This is Part 1 of a several part series.
Over the centuries, the figure of Paul has played a vital role in defining Christian belief, in many permutations. One can think of there being the “Sexist Paul”, the “Pro-Slavery Paul”, the “Libertine Paul”, the “Gnostic Paul”, and many others.

In the modern era, debates have formed surrounding the “New Perspective” on Paul and how to reinterpret his writings for the modern age. Its critics summarize this New Perspective, to give one example, as rejecting the notion of justification by faith alone, arguing instead that works are required for justification. The movement’s proponents explain it in a number of different ways; N.T. Wright argues that Paul charges us “with being and bringing signs of hope, of restorative justice, to the world… Let’s put the justice back in justification.” The Gnostic Paul by Elaine Pagels

Of interest is N.T. Wright’s argument in the linked article that “anything to do with strong religious emotion, anything which downplays outward observance… reinforce that gnosticism which is a poison at the heart of much contemporary culture”.

I would disagree with Dr. Wright, and in fact argue that his position is aligned with gnostic perspectives on Paul.
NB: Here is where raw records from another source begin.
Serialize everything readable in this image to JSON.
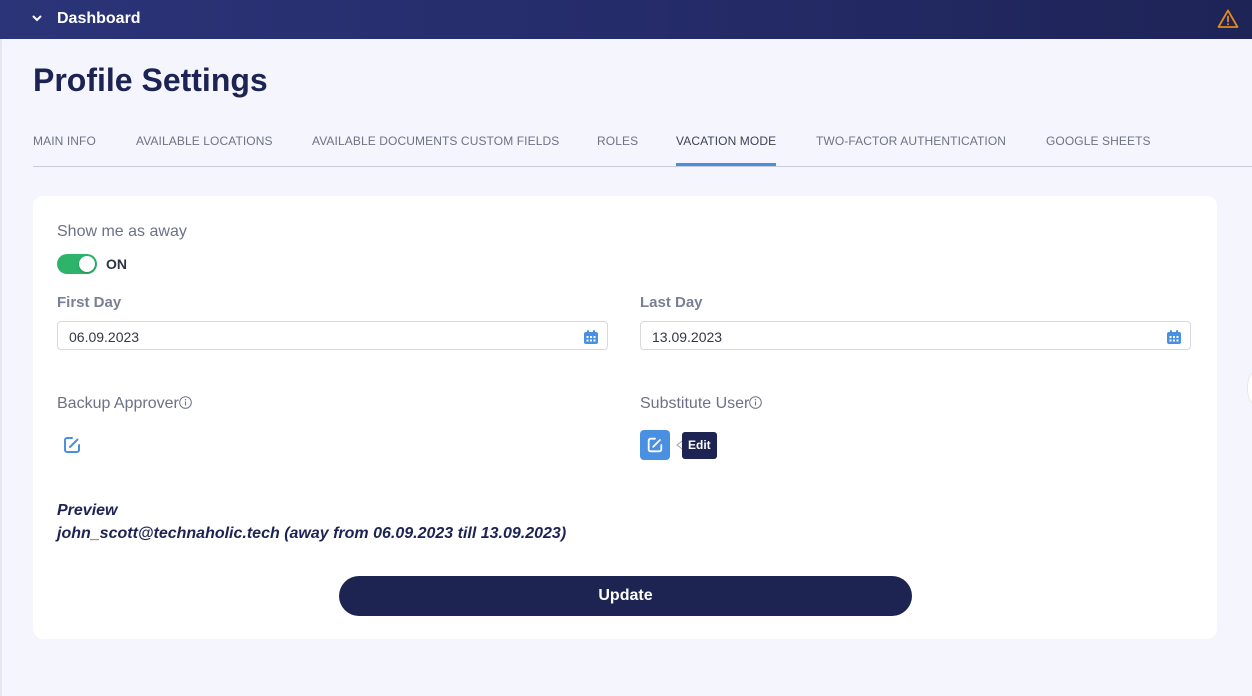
{
  "topbar": {
    "title": "Dashboard",
    "more_glyph": "⋮"
  },
  "page": {
    "title": "Profile Settings"
  },
  "tabs": [
    {
      "label": "MAIN INFO",
      "active": false
    },
    {
      "label": "AVAILABLE LOCATIONS",
      "active": false
    },
    {
      "label": "AVAILABLE DOCUMENTS CUSTOM FIELDS",
      "active": false
    },
    {
      "label": "ROLES",
      "active": false
    },
    {
      "label": "VACATION MODE",
      "active": true
    },
    {
      "label": "TWO-FACTOR AUTHENTICATION",
      "active": false
    },
    {
      "label": "GOOGLE SHEETS",
      "active": false
    }
  ],
  "vacation": {
    "away_label": "Show me as away",
    "toggle_state": "ON",
    "first_day_label": "First Day",
    "first_day_value": "06.09.2023",
    "last_day_label": "Last Day",
    "last_day_value": "13.09.2023",
    "backup_approver_label": "Backup Approver",
    "substitute_user_label": "Substitute User",
    "edit_tooltip": "Edit",
    "preview_title": "Preview",
    "preview_text": "john_scott@technaholic.tech (away from 06.09.2023 till 13.09.2023)",
    "update_label": "Update"
  },
  "colors": {
    "brand_dark": "#1d2352",
    "accent_blue": "#4a90e2",
    "toggle_on": "#2eb36a",
    "warning": "#e08a1e"
  }
}
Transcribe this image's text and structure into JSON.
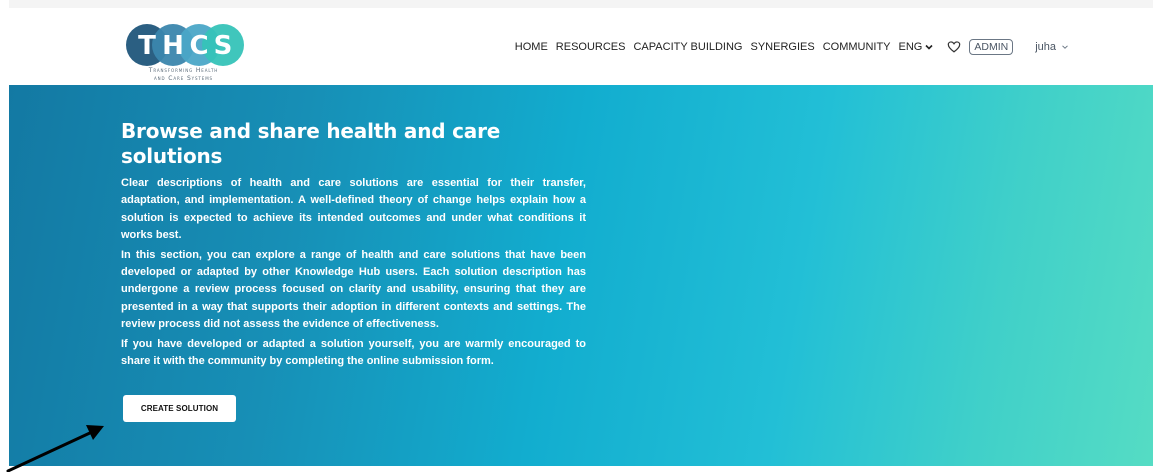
{
  "brand": {
    "logo_letters": "THCS",
    "tagline_line1": "Transforming Health",
    "tagline_line2": "and Care Systems",
    "colors": {
      "circle_dark": "#2b5f82",
      "circle_mid": "#3b86ad",
      "circle_light": "#36c3b8"
    }
  },
  "nav": {
    "items": [
      {
        "label": "HOME"
      },
      {
        "label": "RESOURCES"
      },
      {
        "label": "CAPACITY BUILDING"
      },
      {
        "label": "SYNERGIES"
      },
      {
        "label": "COMMUNITY"
      }
    ],
    "language": {
      "label": "ENG",
      "icon": "chevron-down-icon"
    },
    "favorites_icon": "heart-icon",
    "admin_label": "ADMIN",
    "user": {
      "label": "juha",
      "icon": "chevron-down-icon"
    }
  },
  "hero": {
    "title": "Browse and share health and care solutions",
    "paragraphs": [
      "Clear descriptions of health and care solutions are essential for their transfer, adaptation, and implementation. A well-defined theory of change helps explain how a solution is expected to achieve its intended outcomes and under what conditions it works best.",
      "In this section, you can explore a range of health and care solutions that have been developed or adapted by other Knowledge Hub users. Each solution description has undergone a review process focused on clarity and usability, ensuring that they are presented in a way that supports their adoption in different contexts and settings. The review process did not assess the evidence of effectiveness.",
      "If you have developed or adapted a solution yourself, you are warmly encouraged to share it with the community by completing the online submission form."
    ],
    "cta_label": "CREATE SOLUTION",
    "gradient": [
      "#1379a3",
      "#12adcf",
      "#55dcc4"
    ]
  },
  "annotation": {
    "icon": "pointer-arrow-icon",
    "color": "#000000"
  }
}
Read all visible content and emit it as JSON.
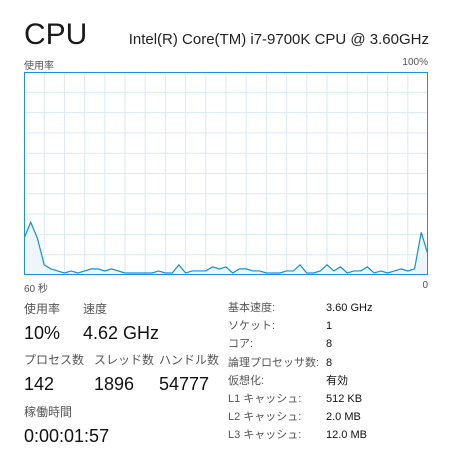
{
  "header": {
    "title": "CPU",
    "model": "Intel(R) Core(TM) i7-9700K CPU @ 3.60GHz"
  },
  "chart": {
    "top_left_label": "使用率",
    "top_right_label": "100%",
    "bottom_left_label": "60 秒",
    "bottom_right_label": "0",
    "line_color": "#1191d6",
    "fill_color": "#eef6fb",
    "grid_color": "#dbe9f3",
    "border_color": "#1f93d2"
  },
  "chart_data": {
    "type": "area",
    "x": [
      0,
      1,
      2,
      3,
      4,
      5,
      6,
      7,
      8,
      9,
      10,
      11,
      12,
      13,
      14,
      15,
      16,
      17,
      18,
      19,
      20,
      21,
      22,
      23,
      24,
      25,
      26,
      27,
      28,
      29,
      30,
      31,
      32,
      33,
      34,
      35,
      36,
      37,
      38,
      39,
      40,
      41,
      42,
      43,
      44,
      45,
      46,
      47,
      48,
      49,
      50,
      51,
      52,
      53,
      54,
      55,
      56,
      57,
      58,
      59,
      60
    ],
    "y": [
      18,
      26,
      18,
      5,
      3,
      2,
      1,
      2,
      1,
      2,
      3,
      3,
      2,
      3,
      2,
      1,
      1,
      1,
      1,
      1,
      2,
      1,
      1,
      5,
      1,
      2,
      2,
      2,
      4,
      3,
      4,
      1,
      3,
      3,
      2,
      2,
      1,
      1,
      1,
      2,
      2,
      5,
      1,
      1,
      2,
      5,
      2,
      4,
      1,
      2,
      2,
      4,
      1,
      2,
      1,
      2,
      3,
      2,
      3,
      21,
      10
    ],
    "ylim": [
      0,
      100
    ],
    "xlim": [
      0,
      60
    ],
    "grid": true,
    "series": [
      {
        "values": [
          18,
          26,
          18,
          5,
          3,
          2,
          1,
          2,
          1,
          2,
          3,
          3,
          2,
          3,
          2,
          1,
          1,
          1,
          1,
          1,
          2,
          1,
          1,
          5,
          1,
          2,
          2,
          2,
          4,
          3,
          4,
          1,
          3,
          3,
          2,
          2,
          1,
          1,
          1,
          2,
          2,
          5,
          1,
          1,
          2,
          5,
          2,
          4,
          1,
          2,
          2,
          4,
          1,
          2,
          1,
          2,
          3,
          2,
          3,
          21,
          10
        ]
      }
    ]
  },
  "stats": {
    "usage_label": "使用率",
    "usage_value": "10%",
    "speed_label": "速度",
    "speed_value": "4.62 GHz",
    "processes_label": "プロセス数",
    "processes_value": "142",
    "threads_label": "スレッド数",
    "threads_value": "1896",
    "handles_label": "ハンドル数",
    "handles_value": "54777",
    "uptime_label": "稼働時間",
    "uptime_value": "0:00:01:57"
  },
  "details": [
    {
      "key": "基本速度:",
      "value": "3.60 GHz"
    },
    {
      "key": "ソケット:",
      "value": "1"
    },
    {
      "key": "コア:",
      "value": "8"
    },
    {
      "key": "論理プロセッサ数:",
      "value": "8"
    },
    {
      "key": "仮想化:",
      "value": "有効"
    },
    {
      "key": "L1 キャッシュ:",
      "value": "512 KB"
    },
    {
      "key": "L2 キャッシュ:",
      "value": "2.0 MB"
    },
    {
      "key": "L3 キャッシュ:",
      "value": "12.0 MB"
    }
  ]
}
In fact, as we continue looking at Elaine Pagel’s book The Gnostic Paul, we’ll see how certain gnostic thinkers interpreted Paul’s writings. Specifically, in this post, we’ll look at a gnostic interpretation of Paul’s letter to the Galatians.

Interested in learning more? Click below to continue reading!

Alternate title for this post: 27 Days Later. You’ll see.

While many fears and anxieties have changed over time as cultures changed, human history has long been full of the stories of cannibals. Even in modern society, in which there is likely little to fear from cannibals, they still capture the imagination, whether in fiction and movies or– in certain rare but highly publicized cases– fears about real-world individuals. The idea of cannibalism strikes at the intersection of quite a few fundamental and universal fears, taboos, and grotesque concepts. In ancient times, it was no different. cannibal-blood

In the apocryphal text called the Acts of Andrew and Matthias, which according to David Brakke in The Apocryphal Jesus may have been originally been a part of the poorly preserved Acts of Andrew, the apostle Matthew make their way to the country of the man-eaters. There, flesh is eaten, blood flows freely, and hard drugs are consumed. This text may not teach radically change your worldview or teach you the secret metaphysical under-workings of the universe , but sometimes, we all need the apocryphal equivalent of a late night horror flick!

Do you dare follow along? Click below to continue!

I’m pleased to say that this week marks the one-year anniversary of Non-Canonical Christianity’s launch! Outside the blog, it’s been a year of tremendous and world-wide change, undoubtedly spearheaded by the effects of COVID-19. In a world of masks, vaccinations, and such tremendous shifting, it’s been a joy to work on the site. I hope you all have enjoyed reading it, too.Non-Canonical Christianity

In the below post, I’m going to share some specifics about the year and the different topics that the site has covered. Interested in reading more? Click below to continue!

Over the centuries, Christians have had lots of ideas about demonic or sinister powers. Some Christians believe that people can be possessed by demons… and an even smaller subset thinks that demons can even possess Christians! There are still people out there who’ll offer to exorcise demons from you. Going to someone else to cure your evil? Sounds like a good bargain!demonic tree

Modern ideas around demons and exorcism, however, can sometimes miss the point. We tend to think of demons like modern rationalists– do they exist, and if so, what are the objective implications? However, early Christians often thought about them radically differently; in fact, they thought about them in the opposite order! Rather than starting with a hypothesis (demons exist!) and then working through all the different things that this entails, they started by reflecting on their experience and then generating mythology to interpret that experience.

We’ve written before about how the Demiurge was used by early Christians to wrestle with tensions they faced in scripture. In the Gospel of Philip, the Valentinian writer explores the implications of the world they see through such mythological language. Why do people call things “good” that are actually bad? Why do good things happen to bad people? What is evil, and why is it so powerful?

If you’re interested to learn more about how the Gospel of Philip treats demonic powers, keep reading, below!